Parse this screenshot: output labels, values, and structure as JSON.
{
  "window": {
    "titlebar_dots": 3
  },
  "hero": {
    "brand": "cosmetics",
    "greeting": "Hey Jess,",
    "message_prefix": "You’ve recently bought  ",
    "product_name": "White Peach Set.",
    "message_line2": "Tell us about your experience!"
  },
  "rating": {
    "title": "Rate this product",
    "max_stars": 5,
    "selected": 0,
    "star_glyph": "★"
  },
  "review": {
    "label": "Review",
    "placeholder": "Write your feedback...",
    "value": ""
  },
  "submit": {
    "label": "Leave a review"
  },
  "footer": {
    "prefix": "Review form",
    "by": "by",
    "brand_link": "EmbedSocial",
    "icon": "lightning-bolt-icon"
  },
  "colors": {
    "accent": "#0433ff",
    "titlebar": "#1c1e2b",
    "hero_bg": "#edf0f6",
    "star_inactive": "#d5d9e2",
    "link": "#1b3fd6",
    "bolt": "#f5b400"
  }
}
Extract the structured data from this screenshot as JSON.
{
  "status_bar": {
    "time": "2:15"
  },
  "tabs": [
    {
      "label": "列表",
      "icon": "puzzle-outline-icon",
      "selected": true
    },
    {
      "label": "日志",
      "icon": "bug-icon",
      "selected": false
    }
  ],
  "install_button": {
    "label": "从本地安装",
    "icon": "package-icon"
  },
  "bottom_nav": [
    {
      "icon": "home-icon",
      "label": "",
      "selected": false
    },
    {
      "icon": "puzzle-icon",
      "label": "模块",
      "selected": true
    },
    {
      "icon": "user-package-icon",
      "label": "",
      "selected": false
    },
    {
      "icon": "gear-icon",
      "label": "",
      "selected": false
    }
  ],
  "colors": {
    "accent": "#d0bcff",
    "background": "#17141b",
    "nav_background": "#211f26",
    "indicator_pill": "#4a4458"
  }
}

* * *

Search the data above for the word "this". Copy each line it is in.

WRITTEN ANSWER:
Parse this screenshot: output labels, values, and structure as JSON.
    "title": "Rate this product",
Extract the structured data from this screenshot as JSON.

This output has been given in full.